▶ _Prompt_:
Copy the data precisely, keeping every character.

▶ _Source material_:

◆ ◆ ◆ ◆ ◆

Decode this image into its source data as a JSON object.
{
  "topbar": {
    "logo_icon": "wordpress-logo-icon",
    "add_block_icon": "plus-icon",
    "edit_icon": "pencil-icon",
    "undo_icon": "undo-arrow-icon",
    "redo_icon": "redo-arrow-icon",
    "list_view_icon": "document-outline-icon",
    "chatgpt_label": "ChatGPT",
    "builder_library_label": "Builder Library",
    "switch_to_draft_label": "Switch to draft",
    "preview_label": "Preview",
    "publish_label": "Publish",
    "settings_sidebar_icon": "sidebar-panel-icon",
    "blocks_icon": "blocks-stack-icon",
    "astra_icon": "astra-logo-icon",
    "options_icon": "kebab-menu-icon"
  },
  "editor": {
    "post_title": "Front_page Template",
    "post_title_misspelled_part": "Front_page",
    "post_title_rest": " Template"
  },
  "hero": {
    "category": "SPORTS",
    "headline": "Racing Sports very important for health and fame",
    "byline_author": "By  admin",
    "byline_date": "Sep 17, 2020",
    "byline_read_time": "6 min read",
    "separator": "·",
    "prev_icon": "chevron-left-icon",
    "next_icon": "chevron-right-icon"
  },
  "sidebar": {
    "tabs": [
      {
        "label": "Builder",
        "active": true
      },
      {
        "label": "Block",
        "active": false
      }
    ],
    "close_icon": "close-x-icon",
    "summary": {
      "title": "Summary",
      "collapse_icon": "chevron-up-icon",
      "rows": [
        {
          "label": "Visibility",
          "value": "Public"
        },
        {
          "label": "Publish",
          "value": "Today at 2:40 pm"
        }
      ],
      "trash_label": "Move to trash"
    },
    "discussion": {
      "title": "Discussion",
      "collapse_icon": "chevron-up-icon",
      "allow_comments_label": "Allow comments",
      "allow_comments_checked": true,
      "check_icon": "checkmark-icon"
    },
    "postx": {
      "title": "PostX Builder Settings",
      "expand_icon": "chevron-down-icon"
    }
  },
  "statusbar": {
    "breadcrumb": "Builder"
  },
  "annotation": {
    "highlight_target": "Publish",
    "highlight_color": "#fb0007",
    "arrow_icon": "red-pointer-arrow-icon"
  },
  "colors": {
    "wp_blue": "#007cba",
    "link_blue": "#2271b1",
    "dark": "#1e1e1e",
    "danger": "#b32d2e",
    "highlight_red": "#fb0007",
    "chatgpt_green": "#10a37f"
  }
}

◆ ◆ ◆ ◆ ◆

▶ _Solution to this problem_:
Decode this image into its source data as a JSON object.
{
  "topbar": {
    "logo_icon": "wordpress-logo-icon",
    "add_block_icon": "plus-icon",
    "edit_icon": "pencil-icon",
    "undo_icon": "undo-arrow-icon",
    "redo_icon": "redo-arrow-icon",
    "list_view_icon": "document-outline-icon",
    "chatgpt_label": "ChatGPT",
    "builder_library_label": "Builder Library",
    "switch_to_draft_label": "Switch to draft",
    "preview_label": "Preview",
    "publish_label": "Publish",
    "settings_sidebar_icon": "sidebar-panel-icon",
    "blocks_icon": "blocks-stack-icon",
    "astra_icon": "astra-logo-icon",
    "options_icon": "kebab-menu-icon"
  },
  "editor": {
    "post_title": "Front_page Template",
    "post_title_misspelled_part": "Front_page",
    "post_title_rest": " Template"
  },
  "hero": {
    "category": "SPORTS",
    "headline": "Racing Sports very important for health and fame",
    "byline_author": "By  admin",
    "byline_date": "Sep 17, 2020",
    "byline_read_time": "6 min read",
    "separator": "·",
    "prev_icon": "chevron-left-icon",
    "next_icon": "chevron-right-icon"
  },
  "sidebar": {
    "tabs": [
      {
        "label": "Builder",
        "active": true
      },
      {
        "label": "Block",
        "active": false
      }
    ],
    "close_icon": "close-x-icon",
    "summary": {
      "title": "Summary",
      "collapse_icon": "chevron-up-icon",
      "rows": [
        {
          "label": "Visibility",
          "value": "Public"
        },
        {
          "label": "Publish",
          "value": "Today at 2:40 pm"
        }
      ],
      "trash_label": "Move to trash"
    },
    "discussion": {
      "title": "Discussion",
      "collapse_icon": "chevron-up-icon",
      "allow_comments_label": "Allow comments",
      "allow_comments_checked": true,
      "check_icon": "checkmark-icon"
    },
    "postx": {
      "title": "PostX Builder Settings",
      "expand_icon": "chevron-down-icon"
    }
  },
  "statusbar": {
    "breadcrumb": "Builder"
  },
  "annotation": {
    "highlight_target": "Publish",
    "highlight_color": "#fb0007",
    "arrow_icon": "red-pointer-arrow-icon"
  },
  "colors": {
    "wp_blue": "#007cba",
    "link_blue": "#2271b1",
    "dark": "#1e1e1e",
    "danger": "#b32d2e",
    "highlight_red": "#fb0007",
    "chatgpt_green": "#10a37f"
  }
}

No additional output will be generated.